In some ways, Dorothy Sayers’ definition of the Trinity was absolutely spot on.  The love of the Father is incomprehensible.  The grace of the Son is incomprehensible.  That the Triune God would invite us, in our mixture of doubt and worship, to share that love and grace with the world is incomprehensible, but that is, I think, precisely what the doctrine of the Trinity is all about.  It wasn’t made up by theologians to make things more difficult, but rather, our Trinitarian understanding of God as a loving relationship between Father, Son, and Holy Spirit is an attempt to explain how our broken humanity can even begin to receive the strength required to do the challenging work of loving our neighbor, loving our enemies, and praying for those who persecute us.  In the end, it is probably easier to understand the Trinity than it is to live into our calling as Trinitarian Christians.  It makes more sense that God is co-eternally three persons of one substance than it does to try to love the world in the way God loves you.   That kind of love is incomprehensible, but then again, so is the Trinity after which it is modeled.  None of this means that we should quit trying, however.  Instead, this Trinity Sunday, I commit, and I hope you will too, to developing a deeper understanding of the Trinity by living into it: loving the world like the Father does, sharing Christ’s grace with everyone I meet, and allowing the Holy Spirit to strengthen me to care for those in need.  It might seem to be an impossible task, but nothing is impossible with the God of incomprehensible love who is incomprehensibly Trinity of Persons in Unity of Being.  Amen.

[1] Sayers, Dorothy Strong Meat 1939, accessed 6/8/2017 http://gutenberg.ca/ebooks/sayers-strong/sayers-strong-00-h.html#ch02dogma

[2] A paraphrase of the Proper Preface for Trinity Sunday, BCP, 380.

Tuesday in Holy Week 2017

Thanks to the expansive rubrics in the 1979 Book of Common Prayer, I have the opportunity to pray one of my favorite collects every morning during Morning Prayer.  It is the third collect for mission and it rings the bell of the lesson from John’s Gospel appointed for Tuesday in Holy Week.

Lord Jesus Christ, you stretched out your arms of love on the hard wood of the cross that everyone might come within the reach of your saving embrace: So clothe us in your Spirit that we, reaching forth our hands in love, may bring those who do not know you to the knowledge and love of you; for the honor of your Name.
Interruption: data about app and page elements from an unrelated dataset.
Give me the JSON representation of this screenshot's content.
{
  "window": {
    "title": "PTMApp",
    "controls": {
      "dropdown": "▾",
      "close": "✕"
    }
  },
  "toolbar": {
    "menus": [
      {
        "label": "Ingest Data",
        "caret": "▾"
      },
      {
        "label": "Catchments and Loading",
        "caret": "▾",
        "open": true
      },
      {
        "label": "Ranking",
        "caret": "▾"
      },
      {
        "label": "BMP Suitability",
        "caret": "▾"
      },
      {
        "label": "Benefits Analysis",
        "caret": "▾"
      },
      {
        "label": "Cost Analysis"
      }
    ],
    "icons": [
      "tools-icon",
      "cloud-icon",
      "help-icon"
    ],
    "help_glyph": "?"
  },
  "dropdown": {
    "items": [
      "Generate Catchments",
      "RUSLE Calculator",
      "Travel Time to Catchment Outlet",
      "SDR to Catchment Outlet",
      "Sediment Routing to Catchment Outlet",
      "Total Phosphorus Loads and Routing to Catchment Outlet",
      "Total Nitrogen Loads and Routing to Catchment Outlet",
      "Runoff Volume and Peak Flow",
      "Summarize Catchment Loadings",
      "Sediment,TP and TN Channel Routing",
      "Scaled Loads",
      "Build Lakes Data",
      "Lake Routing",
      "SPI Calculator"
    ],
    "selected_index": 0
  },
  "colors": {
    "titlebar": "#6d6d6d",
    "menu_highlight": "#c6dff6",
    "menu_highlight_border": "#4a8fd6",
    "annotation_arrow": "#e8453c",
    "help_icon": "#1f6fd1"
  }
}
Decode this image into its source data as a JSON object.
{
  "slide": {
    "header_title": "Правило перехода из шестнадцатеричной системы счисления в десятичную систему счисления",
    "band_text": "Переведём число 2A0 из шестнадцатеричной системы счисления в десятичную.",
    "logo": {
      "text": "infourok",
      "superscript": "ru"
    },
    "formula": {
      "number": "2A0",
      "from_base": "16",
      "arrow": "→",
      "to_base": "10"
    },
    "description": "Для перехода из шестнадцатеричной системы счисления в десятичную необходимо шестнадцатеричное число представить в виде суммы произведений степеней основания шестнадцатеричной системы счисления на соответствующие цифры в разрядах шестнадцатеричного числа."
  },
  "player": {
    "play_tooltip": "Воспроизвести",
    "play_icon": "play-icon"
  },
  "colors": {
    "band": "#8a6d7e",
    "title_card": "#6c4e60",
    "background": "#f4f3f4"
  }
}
Amen. (BCP, 101)

As the scene around Jesus gets more and more hectic, suddenly a small cadre of Greek proselytes, those who had converted to Judaism, desire to meet Jesus.  Perhaps they’ve heard of him all the way in Athens: certainly a man who had healed the blind and the lame, had cast out demons, and even raised someone(s) from the dead would have been talked about all up and down the King’s Highway.  Here, as the city of Jerusalem is filling with people’s hopes and expectations, we find a strange and fleeting moment of clarity.  “Sir, we wish to see Jesus.”

John never tells us if they see Jesus or not.  Jesus seems to go off on some sort of tangential aside rather than actually visit with these Greek visitors, but what we do hear is a word that tells us that whether or not he saw them, they were in his mind as he spoke.  “And I, when I am lifted up from the earth, will draw all people to myself.”  The Greeks may not see Jesus now, but they will see him when he is lifted up on his throne of wood.  They will see him again when he descends from his Father with power and triumph.  They will see him in his glory as they, along with Romans, Samaritans, Egyptians, Ethiopians, and all those from every corner of the earth, are welcomed with open arms into his kingdom.  The same arms that were stretched out upon cross – the same cross that acts as his throne of triumph – they will embrace all those who seek after him.